** Opening RECORDS PROVIDED block **
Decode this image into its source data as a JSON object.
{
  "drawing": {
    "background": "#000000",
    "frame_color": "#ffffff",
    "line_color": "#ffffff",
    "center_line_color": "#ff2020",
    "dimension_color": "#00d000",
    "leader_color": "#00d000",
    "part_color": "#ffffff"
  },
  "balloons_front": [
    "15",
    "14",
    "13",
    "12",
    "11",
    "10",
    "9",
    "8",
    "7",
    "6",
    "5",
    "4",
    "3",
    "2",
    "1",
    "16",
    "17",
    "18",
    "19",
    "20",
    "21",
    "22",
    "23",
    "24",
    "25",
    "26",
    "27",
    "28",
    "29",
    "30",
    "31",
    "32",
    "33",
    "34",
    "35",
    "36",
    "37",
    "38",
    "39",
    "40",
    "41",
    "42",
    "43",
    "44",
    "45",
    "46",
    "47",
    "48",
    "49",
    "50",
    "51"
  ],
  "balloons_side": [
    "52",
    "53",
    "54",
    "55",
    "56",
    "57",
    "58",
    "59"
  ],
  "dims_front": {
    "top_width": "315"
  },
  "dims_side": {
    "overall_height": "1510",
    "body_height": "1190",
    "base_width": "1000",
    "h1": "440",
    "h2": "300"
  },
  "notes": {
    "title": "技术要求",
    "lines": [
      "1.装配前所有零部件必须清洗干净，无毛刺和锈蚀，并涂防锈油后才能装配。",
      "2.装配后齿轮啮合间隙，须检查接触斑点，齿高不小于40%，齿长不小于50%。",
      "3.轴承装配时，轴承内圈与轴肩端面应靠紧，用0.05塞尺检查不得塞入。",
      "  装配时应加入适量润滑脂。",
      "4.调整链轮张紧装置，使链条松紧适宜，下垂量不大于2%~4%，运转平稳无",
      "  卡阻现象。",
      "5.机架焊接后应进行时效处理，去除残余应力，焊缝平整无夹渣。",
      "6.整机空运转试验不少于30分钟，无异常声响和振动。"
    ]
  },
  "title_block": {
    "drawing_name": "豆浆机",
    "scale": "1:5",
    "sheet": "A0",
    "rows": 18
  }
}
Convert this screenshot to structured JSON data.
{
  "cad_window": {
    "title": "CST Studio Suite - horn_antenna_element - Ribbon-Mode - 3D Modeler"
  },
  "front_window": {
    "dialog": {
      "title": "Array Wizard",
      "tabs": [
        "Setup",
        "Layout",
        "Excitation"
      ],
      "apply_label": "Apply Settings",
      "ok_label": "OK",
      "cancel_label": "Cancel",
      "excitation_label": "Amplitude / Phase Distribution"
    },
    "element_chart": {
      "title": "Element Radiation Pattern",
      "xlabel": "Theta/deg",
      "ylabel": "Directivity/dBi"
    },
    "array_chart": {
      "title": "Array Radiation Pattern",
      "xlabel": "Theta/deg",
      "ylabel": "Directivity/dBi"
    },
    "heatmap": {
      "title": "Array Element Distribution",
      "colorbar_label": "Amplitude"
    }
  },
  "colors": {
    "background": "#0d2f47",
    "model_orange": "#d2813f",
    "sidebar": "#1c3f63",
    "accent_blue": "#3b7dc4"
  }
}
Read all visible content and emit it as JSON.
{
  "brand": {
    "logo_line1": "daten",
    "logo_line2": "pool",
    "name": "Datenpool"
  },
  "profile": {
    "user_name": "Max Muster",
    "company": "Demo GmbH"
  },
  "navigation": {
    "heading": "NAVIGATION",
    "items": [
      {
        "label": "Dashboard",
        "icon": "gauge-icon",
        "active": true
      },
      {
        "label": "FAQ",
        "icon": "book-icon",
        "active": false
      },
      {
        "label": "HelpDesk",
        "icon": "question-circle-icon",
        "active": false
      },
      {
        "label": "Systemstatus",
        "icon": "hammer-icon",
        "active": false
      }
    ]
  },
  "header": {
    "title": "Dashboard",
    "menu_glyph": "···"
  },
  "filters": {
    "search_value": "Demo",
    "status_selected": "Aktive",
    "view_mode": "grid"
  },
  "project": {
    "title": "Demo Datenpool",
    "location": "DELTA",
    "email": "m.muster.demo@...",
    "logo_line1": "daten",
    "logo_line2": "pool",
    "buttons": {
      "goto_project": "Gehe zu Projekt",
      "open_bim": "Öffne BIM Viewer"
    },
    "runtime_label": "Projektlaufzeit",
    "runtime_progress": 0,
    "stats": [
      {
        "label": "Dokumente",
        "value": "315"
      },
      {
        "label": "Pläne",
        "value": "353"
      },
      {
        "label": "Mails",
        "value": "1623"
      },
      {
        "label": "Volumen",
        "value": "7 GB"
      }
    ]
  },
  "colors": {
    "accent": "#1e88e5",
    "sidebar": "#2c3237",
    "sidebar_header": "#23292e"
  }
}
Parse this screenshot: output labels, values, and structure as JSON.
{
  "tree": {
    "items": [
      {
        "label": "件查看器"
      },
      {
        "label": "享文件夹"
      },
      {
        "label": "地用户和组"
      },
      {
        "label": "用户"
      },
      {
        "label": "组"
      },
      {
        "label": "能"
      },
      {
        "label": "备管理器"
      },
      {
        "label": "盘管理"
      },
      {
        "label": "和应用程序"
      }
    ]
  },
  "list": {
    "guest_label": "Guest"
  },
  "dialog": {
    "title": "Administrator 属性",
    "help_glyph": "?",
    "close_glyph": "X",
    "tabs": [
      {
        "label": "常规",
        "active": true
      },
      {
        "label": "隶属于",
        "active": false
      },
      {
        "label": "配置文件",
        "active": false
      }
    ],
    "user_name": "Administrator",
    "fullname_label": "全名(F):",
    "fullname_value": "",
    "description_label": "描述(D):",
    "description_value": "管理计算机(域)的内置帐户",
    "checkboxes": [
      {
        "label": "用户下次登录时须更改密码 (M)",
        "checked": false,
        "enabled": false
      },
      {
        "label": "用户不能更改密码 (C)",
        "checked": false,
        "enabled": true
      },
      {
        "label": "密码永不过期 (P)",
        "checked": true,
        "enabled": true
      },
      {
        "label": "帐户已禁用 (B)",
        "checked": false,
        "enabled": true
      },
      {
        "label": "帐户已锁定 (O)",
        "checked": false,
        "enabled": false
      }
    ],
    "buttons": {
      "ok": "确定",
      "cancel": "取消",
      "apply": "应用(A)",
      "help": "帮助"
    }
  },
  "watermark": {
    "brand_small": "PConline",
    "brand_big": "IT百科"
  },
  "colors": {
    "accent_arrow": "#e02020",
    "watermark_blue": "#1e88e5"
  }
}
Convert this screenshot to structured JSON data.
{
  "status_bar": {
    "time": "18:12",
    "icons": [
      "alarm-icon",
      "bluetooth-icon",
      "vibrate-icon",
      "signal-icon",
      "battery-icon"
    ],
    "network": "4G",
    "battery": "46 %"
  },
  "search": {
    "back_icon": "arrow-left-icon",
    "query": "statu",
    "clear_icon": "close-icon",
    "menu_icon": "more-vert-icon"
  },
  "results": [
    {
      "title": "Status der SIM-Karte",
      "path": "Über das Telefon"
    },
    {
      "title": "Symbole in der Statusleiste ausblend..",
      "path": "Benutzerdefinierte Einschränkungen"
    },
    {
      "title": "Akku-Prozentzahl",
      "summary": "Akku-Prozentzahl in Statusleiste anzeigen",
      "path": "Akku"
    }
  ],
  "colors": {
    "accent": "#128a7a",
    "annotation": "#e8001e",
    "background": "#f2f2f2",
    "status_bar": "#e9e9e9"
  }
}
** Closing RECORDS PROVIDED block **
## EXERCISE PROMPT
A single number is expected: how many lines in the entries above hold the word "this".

## RESPONSE
4